Sexual assault accusations
1991 rape charge
The incident began on the evening of Good Friday, March 29, 1991, when Smith, then 30 years old, was in a bar (named Au Bar) in Palm Beach, Florida, with his uncle, Senator Ted Kennedy, and his cousin Patrick J. Kennedy. Smith met a 29-year-old woman and another young woman at the bar. The five then went to a nearby house owned by the Kennedy family. Smith and the 29-year-old woman walked along the beach. The woman alleged that Smith raped her; Smith testified that they had consensual sex. Although three women were willing to testify that Smith had sexually assaulted them in incidents in the 1980s that were not reported to the police, their testimony was excluded. Smith was acquitted of all charges.
2004 sexual assault civil charges
In 2004, a former employee of the Center for International Rehabilitation alleged that Smith had sexually assaulted her in 1999, and brought a civil action against him. Smith denied her charges, calling them "outrageous" and saying that "family and personal history have made me unusually vulnerable to these kinds of charges" and resigned from the CIR. On January 5, 2005, the court dismissed the employee's lawsuit.
Later in 2005, Smith settled with another employee over sexual harassment.
- "William Kennedy Smith, M.D.: Board Member". US Internation Convention on Disabilities. Archived from the original on 2009-09-04.
- Newell, Becca (15 May 2011). "Making a home in Tilghman". The Star Democrat.
- Vozzella (9 May 2011). "Laura". The Sun.
- "William Kennedy Smith: Biography". Retrieved 21 February 2011.
- About the Center for International Rehabilitation
- Physicians Against Land Mines
- Margolick, David (12 December 1991). "Smith Acquitted of Rape Charge After Brief Deliberation by Jury". The New York Times. p. 1. Retrieved 15 June 2010.

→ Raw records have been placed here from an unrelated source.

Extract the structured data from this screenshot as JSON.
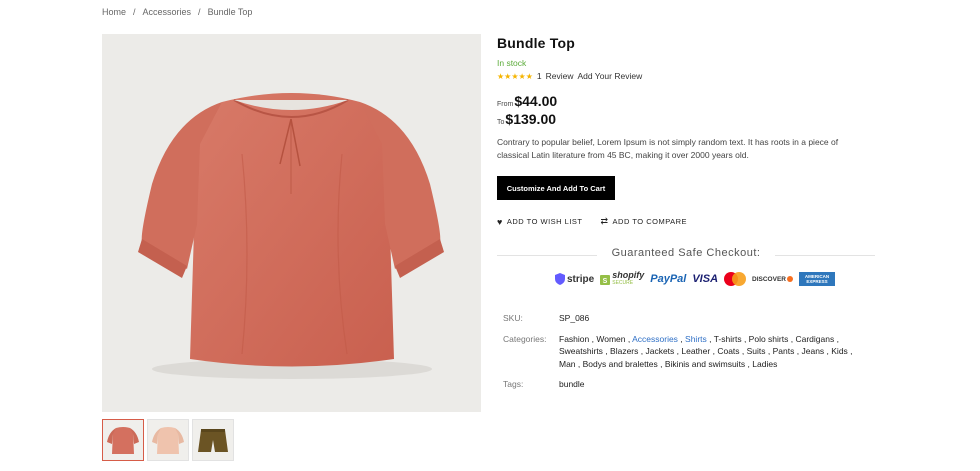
{
  "breadcrumb": [
    "Home",
    "Accessories",
    "Bundle Top"
  ],
  "product": {
    "title": "Bundle Top",
    "stock": "In stock",
    "review_count": "1",
    "review_label": "Review",
    "add_review": "Add Your Review",
    "price_from_label": "From",
    "price_from": "$44.00",
    "price_to_label": "To",
    "price_to": "$139.00",
    "description": "Contrary to popular belief, Lorem Ipsum is not simply random text. It has roots in a piece of classical Latin literature from 45 BC, making it over 2000 years old.",
    "cart_button": "Customize And Add To Cart",
    "wishlist": "ADD TO WISH LIST",
    "compare": "ADD TO COMPARE",
    "rating_stars": 5
  },
  "checkout": {
    "title": "Guaranteed Safe Checkout:",
    "payments": [
      "stripe",
      "shopify",
      "PayPal",
      "VISA",
      "mastercard",
      "DISCOVER",
      "AMERICAN EXPRESS"
    ],
    "shopify_sub": "SECURE"
  },
  "meta": {
    "sku_label": "SKU:",
    "sku": "SP_086",
    "categories_label": "Categories:",
    "categories": [
      "Fashion",
      "Women",
      "Accessories",
      "Shirts",
      "T-shirts",
      "Polo shirts",
      "Cardigans",
      "Sweatshirts",
      "Blazers",
      "Jackets",
      "Leather",
      "Coats",
      "Suits",
      "Pants",
      "Jeans",
      "Kids",
      "Man",
      "Bodys and bralettes",
      "Bikinis and swimsuits",
      "Ladies"
    ],
    "highlighted_categories": [
      "Accessories",
      "Shirts"
    ],
    "tags_label": "Tags:",
    "tags": "bundle"
  },
  "colors": {
    "in_stock": "#5bab3a",
    "star": "#f5b400",
    "link_highlight": "#2e6fc6",
    "top_main": "#d4705f",
    "thumb_top_2": "#efc3ad",
    "thumb_shorts": "#6b5424"
  }
}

- David Margolick (1991-12-13). "Why Jury in Smith Case Never Heard From 3 Other Women". New York Times. Archived from the original on 2009-09-04.
- "Kennedy Smith Faces Assault Suit". Los Angeles Times. 2004-08-27. Archived from the original on 2009-09-04.
- Francie Grace (2005-01-05). "Kennedy Smith Sex Case Dismissed: His Lawyer Says He's Been Vindicated After False Allegations". CBS News. Archived from the original on 2009-09-04.
- "Judge dismisses Kennedy Smith lawsuit: Former personal assistant had alleged he sexually assaulted her". MSNBC. 2005-01-04. Archived from the original on 2009-09-04.
- William Kennedy Smith, Sleazeball | The Smoking Gun
- Raphael Bell. "William Kennedy Smith: A cry in the dark". Court TV. Archived from the original on 2009-09-04.